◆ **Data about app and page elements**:
__________

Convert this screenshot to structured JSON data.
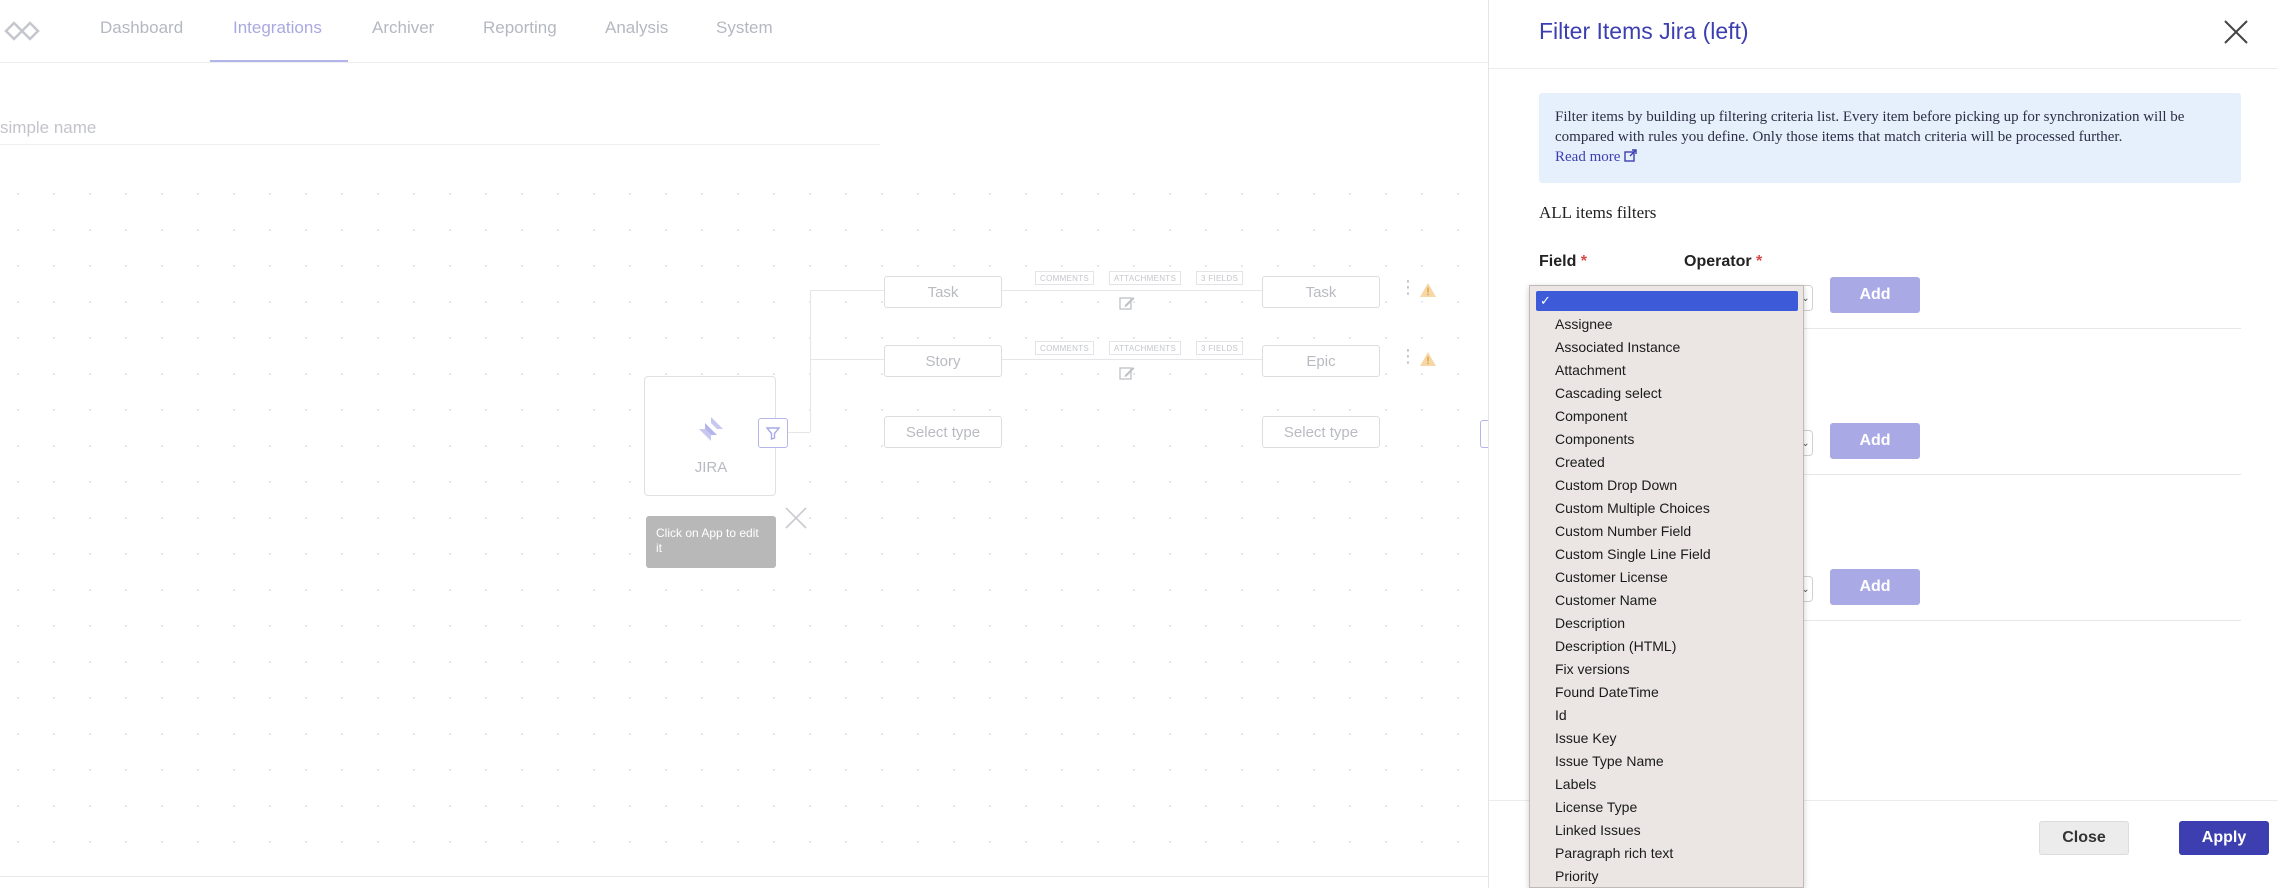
{
  "nav": {
    "items": [
      "Dashboard",
      "Integrations",
      "Archiver",
      "Reporting",
      "Analysis",
      "System"
    ],
    "active": "Integrations"
  },
  "integration": {
    "name_placeholder": "simple name"
  },
  "flow": {
    "source_types": [
      "Task",
      "Story",
      "Select type"
    ],
    "target_types": [
      "Task",
      "Epic",
      "Select type"
    ],
    "tags": [
      "COMMENTS",
      "ATTACHMENTS",
      "3 FIELDS"
    ],
    "app_label": "JIRA",
    "tooltip": "Click on App to edit it"
  },
  "panel": {
    "title": "Filter Items Jira (left)",
    "info_text": "Filter items by building up filtering criteria list. Every item before picking up for synchronization will be compared with rules you define. Only those items that match criteria will be processed further.",
    "read_more": "Read more",
    "section_title": "ALL items filters",
    "field_label": "Field",
    "operator_label": "Operator",
    "required_mark": "*",
    "add_label": "Add",
    "close_label": "Close",
    "apply_label": "Apply"
  },
  "dropdown": {
    "selected_mark": "✓",
    "options": [
      "Assignee",
      "Associated Instance",
      "Attachment",
      "Cascading select",
      "Component",
      "Components",
      "Created",
      "Custom Drop Down",
      "Custom Multiple Choices",
      "Custom Number Field",
      "Custom Single Line Field",
      "Customer License",
      "Customer Name",
      "Description",
      "Description (HTML)",
      "Fix versions",
      "Found DateTime",
      "Id",
      "Issue Key",
      "Issue Type Name",
      "Labels",
      "License Type",
      "Linked Issues",
      "Paragraph rich text",
      "Priority"
    ]
  },
  "colors": {
    "accent": "#3d3fb1",
    "accent_light": "#a9a9e6",
    "info_bg": "#e6f0fc",
    "required": "#d94848"
  }
}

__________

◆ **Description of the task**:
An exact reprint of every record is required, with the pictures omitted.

◆ **Answer space**:
Convert this screenshot to structured JSON data.
{
  "nav": {
    "items": [
      "Dashboard",
      "Integrations",
      "Archiver",
      "Reporting",
      "Analysis",
      "System"
    ],
    "active": "Integrations"
  },
  "integration": {
    "name_placeholder": "simple name"
  },
  "flow": {
    "source_types": [
      "Task",
      "Story",
      "Select type"
    ],
    "target_types": [
      "Task",
      "Epic",
      "Select type"
    ],
    "tags": [
      "COMMENTS",
      "ATTACHMENTS",
      "3 FIELDS"
    ],
    "app_label": "JIRA",
    "tooltip": "Click on App to edit it"
  },
  "panel": {
    "title": "Filter Items Jira (left)",
    "info_text": "Filter items by building up filtering criteria list. Every item before picking up for synchronization will be compared with rules you define. Only those items that match criteria will be processed further.",
    "read_more": "Read more",
    "section_title": "ALL items filters",
    "field_label": "Field",
    "operator_label": "Operator",
    "required_mark": "*",
    "add_label": "Add",
    "close_label": "Close",
    "apply_label": "Apply"
  },
  "dropdown": {
    "selected_mark": "✓",
    "options": [
      "Assignee",
      "Associated Instance",
      "Attachment",
      "Cascading select",
      "Component",
      "Components",
      "Created",
      "Custom Drop Down",
      "Custom Multiple Choices",
      "Custom Number Field",
      "Custom Single Line Field",
      "Customer License",
      "Customer Name",
      "Description",
      "Description (HTML)",
      "Fix versions",
      "Found DateTime",
      "Id",
      "Issue Key",
      "Issue Type Name",
      "Labels",
      "License Type",
      "Linked Issues",
      "Paragraph rich text",
      "Priority"
    ]
  },
  "colors": {
    "accent": "#3d3fb1",
    "accent_light": "#a9a9e6",
    "info_bg": "#e6f0fc",
    "required": "#d94848"
  }
}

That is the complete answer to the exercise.